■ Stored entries
——

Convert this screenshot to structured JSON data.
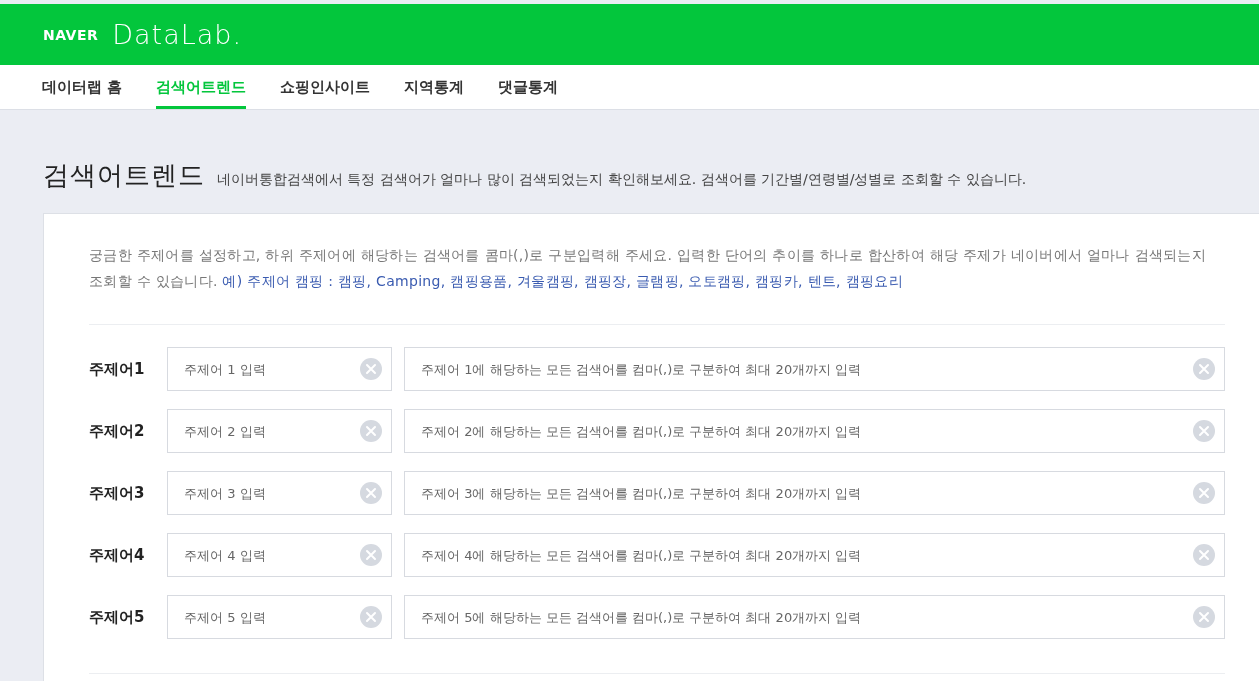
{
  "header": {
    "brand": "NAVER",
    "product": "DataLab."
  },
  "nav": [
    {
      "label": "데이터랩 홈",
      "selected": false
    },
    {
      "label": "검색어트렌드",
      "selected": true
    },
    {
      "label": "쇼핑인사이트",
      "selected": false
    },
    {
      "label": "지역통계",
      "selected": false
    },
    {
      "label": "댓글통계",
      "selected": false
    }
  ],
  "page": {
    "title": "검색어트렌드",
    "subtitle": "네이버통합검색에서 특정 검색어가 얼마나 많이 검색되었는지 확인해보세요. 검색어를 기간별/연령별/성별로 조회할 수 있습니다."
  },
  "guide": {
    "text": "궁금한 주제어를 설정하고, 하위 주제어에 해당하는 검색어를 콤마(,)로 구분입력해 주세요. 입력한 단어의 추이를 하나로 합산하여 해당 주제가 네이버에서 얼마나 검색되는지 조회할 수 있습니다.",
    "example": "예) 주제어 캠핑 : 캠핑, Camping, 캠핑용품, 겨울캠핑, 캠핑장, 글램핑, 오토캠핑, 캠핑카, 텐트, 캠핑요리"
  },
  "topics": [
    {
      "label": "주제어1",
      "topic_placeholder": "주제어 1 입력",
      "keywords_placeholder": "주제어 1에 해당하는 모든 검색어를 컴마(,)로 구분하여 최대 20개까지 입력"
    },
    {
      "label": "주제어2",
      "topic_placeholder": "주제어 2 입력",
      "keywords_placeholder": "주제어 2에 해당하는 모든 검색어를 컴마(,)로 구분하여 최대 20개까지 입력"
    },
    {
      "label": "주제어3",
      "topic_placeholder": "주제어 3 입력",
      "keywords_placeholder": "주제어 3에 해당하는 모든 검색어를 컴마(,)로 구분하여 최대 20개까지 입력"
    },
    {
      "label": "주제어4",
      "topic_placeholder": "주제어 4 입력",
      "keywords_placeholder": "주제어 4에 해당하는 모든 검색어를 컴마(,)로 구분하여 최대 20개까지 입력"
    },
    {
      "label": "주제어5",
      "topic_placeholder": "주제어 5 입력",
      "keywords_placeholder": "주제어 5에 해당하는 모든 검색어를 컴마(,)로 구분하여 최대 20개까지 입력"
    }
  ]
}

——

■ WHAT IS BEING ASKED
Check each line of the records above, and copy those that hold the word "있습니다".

■ ANSWER SPACE
    "subtitle": "네이버통합검색에서 특정 검색어가 얼마나 많이 검색되었는지 확인해보세요. 검색어를 기간별/연령별/성별로 조회할 수 있습니다."
    "text": "궁금한 주제어를 설정하고, 하위 주제어에 해당하는 검색어를 콤마(,)로 구분입력해 주세요. 입력한 단어의 추이를 하나로 합산하여 해당 주제가 네이버에서 얼마나 검색되는지 조회할 수 있습니다.",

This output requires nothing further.